The basics: The most obvious way to take advantage of the weather is to go outside and take a walk in the snow! It’s fun and easy, and it will actually burn a lot of energy.  When we walk in snow or on ice, we have to work harder to take each step and stabilize our bodies on potentially slippery surfaces with each footfall.  That’s why a short walk in these conditions can leave you so exhausted! In addition, our bodies use more energy to maintain a high internal temperature, so just being out in the   cold is more work than being outside in the summer.With the family: If you and your family or friends like to play outside in the snow, then make the most of it! Try building a snowman, having a snow ball fight, or going sledding. All of these are excellent ways to get your heart pumping without having to “exercise.”

Winter sports: For those of you who like a more structured workout plan, consider taking part in one of these fun winter sports!

Activity

Calories per kg  

(per hour)

Ex: calories burned by a 70kg person,   exercising for 1 hr

Downhill Skiing, Snowboarding

5.9

413

Cross Country Skiing

7.8

546

Snowshoeing

7.8

546

Ice Skating

6.9

483

Ice Hockey

7.8

546

Sledding, Toboganing

6.9

483

Quick tip: Don’t undo all of your hard work outdoors by going inside and eating too many cookies or too much chocolate milk! Moderate your intake of winter goodies so that you don’t pack on the pounds over the next few months.

Reference: Montoye, H.J. Energy Costs of Exercise and Sport. In R.J. Maughan (Ed.), Nutrition in Sport (pp. 53-72). Oxford, UK: Blackwell Science.
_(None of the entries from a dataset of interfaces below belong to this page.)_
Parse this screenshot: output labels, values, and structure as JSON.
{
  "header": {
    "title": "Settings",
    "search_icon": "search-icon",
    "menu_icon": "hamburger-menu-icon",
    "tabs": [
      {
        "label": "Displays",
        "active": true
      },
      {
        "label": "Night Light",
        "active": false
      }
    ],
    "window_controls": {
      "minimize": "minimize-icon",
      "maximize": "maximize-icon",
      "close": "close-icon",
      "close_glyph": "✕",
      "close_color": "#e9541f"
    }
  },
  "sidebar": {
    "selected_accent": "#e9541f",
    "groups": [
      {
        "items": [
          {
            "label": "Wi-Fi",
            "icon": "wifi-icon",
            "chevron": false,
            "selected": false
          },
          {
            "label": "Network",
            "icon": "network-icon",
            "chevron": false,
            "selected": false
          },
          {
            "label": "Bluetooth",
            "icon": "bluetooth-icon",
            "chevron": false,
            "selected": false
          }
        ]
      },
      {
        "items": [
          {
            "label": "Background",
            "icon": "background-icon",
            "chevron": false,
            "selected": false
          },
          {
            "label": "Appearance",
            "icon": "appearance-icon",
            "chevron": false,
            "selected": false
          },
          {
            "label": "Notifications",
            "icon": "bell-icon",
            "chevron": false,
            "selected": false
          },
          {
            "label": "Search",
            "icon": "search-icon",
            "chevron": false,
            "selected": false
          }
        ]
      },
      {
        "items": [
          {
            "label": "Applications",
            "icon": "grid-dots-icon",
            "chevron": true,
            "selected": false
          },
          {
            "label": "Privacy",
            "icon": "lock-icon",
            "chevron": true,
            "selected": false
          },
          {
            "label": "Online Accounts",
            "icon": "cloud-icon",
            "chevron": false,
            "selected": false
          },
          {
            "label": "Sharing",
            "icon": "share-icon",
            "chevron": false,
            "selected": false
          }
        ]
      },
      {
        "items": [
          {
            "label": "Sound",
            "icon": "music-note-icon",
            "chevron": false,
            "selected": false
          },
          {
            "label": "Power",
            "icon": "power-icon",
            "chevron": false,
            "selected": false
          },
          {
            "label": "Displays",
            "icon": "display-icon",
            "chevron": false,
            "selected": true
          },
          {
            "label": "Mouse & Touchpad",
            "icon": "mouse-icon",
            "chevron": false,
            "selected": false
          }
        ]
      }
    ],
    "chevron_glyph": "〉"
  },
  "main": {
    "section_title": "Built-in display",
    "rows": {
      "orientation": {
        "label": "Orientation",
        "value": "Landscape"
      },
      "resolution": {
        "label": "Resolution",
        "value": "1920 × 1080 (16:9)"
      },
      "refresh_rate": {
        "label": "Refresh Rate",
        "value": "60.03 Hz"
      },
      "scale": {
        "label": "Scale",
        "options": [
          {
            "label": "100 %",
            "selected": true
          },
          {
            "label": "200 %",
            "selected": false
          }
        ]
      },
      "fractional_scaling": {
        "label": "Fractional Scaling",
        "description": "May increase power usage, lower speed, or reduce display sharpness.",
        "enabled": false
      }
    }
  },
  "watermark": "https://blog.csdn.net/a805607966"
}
Copyright: All content © 2010-2018 Nutrition Strategy Advisors LLC. Photographs © Donna P Feldman, unless otherwise attributed. Reproduction or use without permission is prohibited.